Susannah Streeter, senior investment and markets analyst, Hargreaves Lansdown shares her views on the current state of Bitcoin following a tumultuous few days.
Bitcoin has been blessed with a bit of Monday motivation, creeping back up after a big dose of the Sunday blues which saw the cryptocurrency fall to just above 31 thousand dollars.
Its value more than halved compared to the high it reached above $63,000 in mid-April. But since yesterday’s low, it’s risen by around 17%, marking yet another sharp twist in its highly volatile journey.
The crackdown in China is intensifying with cryptocurrency mining the latest target.

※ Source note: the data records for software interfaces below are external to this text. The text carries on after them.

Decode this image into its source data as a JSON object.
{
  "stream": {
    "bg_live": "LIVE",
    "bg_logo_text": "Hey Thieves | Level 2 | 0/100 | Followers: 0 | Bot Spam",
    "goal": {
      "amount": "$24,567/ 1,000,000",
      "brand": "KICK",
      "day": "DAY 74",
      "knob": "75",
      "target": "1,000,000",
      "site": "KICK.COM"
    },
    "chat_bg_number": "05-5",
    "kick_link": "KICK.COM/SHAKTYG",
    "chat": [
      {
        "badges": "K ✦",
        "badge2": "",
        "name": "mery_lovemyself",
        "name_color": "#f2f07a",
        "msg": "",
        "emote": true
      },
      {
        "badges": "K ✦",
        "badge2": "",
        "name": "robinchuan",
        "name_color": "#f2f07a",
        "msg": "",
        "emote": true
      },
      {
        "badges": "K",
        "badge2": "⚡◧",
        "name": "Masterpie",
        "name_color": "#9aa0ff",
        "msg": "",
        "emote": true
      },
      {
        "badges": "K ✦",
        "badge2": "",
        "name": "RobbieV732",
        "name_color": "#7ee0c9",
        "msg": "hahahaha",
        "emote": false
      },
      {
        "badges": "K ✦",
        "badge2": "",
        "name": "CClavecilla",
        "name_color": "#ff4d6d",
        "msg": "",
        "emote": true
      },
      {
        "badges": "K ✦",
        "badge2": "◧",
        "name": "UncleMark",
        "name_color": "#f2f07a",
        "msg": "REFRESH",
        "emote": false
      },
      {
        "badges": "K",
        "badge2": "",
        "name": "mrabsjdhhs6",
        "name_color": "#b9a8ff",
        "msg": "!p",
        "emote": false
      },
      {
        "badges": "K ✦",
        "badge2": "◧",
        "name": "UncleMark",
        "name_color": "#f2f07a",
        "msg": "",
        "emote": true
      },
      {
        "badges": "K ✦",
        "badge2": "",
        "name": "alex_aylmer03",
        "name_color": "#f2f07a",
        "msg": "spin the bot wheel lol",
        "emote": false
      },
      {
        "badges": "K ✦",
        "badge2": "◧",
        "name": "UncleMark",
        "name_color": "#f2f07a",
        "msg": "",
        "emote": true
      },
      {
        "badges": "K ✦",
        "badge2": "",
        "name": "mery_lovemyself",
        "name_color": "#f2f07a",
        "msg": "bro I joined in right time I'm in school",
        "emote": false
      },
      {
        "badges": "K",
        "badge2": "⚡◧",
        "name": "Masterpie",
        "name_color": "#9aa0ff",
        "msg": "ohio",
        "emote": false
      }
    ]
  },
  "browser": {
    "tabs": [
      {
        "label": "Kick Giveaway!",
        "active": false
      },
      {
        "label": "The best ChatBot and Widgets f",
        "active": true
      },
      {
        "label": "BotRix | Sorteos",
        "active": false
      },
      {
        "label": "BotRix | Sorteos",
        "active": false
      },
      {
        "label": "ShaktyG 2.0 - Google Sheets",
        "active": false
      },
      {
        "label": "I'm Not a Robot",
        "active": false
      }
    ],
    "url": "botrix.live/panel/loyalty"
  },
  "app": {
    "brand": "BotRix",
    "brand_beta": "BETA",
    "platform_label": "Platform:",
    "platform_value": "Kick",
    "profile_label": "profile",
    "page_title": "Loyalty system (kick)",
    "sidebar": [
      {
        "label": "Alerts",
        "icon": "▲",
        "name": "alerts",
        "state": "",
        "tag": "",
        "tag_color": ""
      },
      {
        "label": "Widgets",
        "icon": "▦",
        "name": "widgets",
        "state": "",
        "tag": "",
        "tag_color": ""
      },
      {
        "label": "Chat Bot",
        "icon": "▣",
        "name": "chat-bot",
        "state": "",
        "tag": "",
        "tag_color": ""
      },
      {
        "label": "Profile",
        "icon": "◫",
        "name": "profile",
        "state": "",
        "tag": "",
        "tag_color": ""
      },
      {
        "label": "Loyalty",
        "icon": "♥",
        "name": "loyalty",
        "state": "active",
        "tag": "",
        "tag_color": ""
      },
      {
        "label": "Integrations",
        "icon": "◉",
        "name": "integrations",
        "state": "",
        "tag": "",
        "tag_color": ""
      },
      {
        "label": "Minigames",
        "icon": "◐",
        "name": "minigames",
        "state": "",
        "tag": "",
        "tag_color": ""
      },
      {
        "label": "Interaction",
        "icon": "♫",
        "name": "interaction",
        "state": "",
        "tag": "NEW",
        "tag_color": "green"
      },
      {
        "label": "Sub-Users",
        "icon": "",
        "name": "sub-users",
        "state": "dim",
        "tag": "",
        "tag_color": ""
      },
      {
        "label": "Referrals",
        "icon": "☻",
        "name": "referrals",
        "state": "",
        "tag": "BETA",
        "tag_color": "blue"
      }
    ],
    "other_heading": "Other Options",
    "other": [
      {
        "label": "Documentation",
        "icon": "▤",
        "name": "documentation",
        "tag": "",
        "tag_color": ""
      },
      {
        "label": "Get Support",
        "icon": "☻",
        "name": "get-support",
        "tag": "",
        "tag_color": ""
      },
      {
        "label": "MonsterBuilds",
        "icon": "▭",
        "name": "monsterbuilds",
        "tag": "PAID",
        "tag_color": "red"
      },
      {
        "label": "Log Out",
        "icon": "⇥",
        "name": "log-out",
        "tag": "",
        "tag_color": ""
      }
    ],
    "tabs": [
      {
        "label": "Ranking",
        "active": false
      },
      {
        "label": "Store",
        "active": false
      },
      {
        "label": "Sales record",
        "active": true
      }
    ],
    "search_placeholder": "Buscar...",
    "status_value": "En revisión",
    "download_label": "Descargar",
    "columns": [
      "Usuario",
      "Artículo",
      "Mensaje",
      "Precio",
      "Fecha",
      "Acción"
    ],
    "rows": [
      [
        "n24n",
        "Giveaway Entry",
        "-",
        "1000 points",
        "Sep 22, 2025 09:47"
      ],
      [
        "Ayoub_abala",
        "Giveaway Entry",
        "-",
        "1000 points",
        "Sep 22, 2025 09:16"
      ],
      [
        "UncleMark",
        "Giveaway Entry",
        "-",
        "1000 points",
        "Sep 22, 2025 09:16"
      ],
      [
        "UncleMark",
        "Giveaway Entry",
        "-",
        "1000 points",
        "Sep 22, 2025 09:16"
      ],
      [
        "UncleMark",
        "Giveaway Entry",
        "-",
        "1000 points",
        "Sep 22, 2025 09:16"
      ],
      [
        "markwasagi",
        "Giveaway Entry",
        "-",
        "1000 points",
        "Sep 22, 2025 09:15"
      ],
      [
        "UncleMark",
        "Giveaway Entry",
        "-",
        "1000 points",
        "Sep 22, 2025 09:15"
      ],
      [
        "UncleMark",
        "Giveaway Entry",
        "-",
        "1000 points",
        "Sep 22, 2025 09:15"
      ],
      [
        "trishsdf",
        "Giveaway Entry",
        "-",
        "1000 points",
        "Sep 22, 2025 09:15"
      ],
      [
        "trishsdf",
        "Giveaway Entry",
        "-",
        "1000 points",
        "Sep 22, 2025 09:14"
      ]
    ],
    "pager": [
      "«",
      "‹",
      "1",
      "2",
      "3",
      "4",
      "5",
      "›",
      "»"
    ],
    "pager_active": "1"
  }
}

The suspension of operations of major players, sent shudders through the market with bulging crypto wallets becoming distinctly thinner as other cryptos like Ethereum, Dogecoin and Binance Coin also fell sharply in value.
Crypto holders who are hoping for a bounce back from the initial sharp fall last Wednesday have been left sorely disappointed.
It’s become clear Beijing’s stance isn’t a one-off warning but the beginnings of a serious attempt to limit the decentralised power of cryptocurrencies.
Already the ban on Chinese banks and payment firms from providing crypto transaction services had been a major set-back for Bitcoin’s use case.
Although the first blow has come from China, central bank fists are at the ready elsewhere. In the US, Jerome Powell, the head of the US Federal Reserve said last week that cryptocurrencies pose a significant risk to financial stability, suggesting greater regulation may be necessary.
Another drag on the price could come amid mounting concerns about the amount of energy being used to mine cryptocurrencies. That could also lead institutions around the world, who have bought into Bitcoin to reduce their holdings, leading to fresh falls.
The direction of travel though is far from clear, as despite the rollercoaster ride, some crypto fans have buckled up see the recent falls as an opportunity to buy into currencies like Bitcoin at a cheaper price.
Given the huge volatility and that the use case of cryptocurrencies is far from proven, traders should only dabble with money they can afford to lose.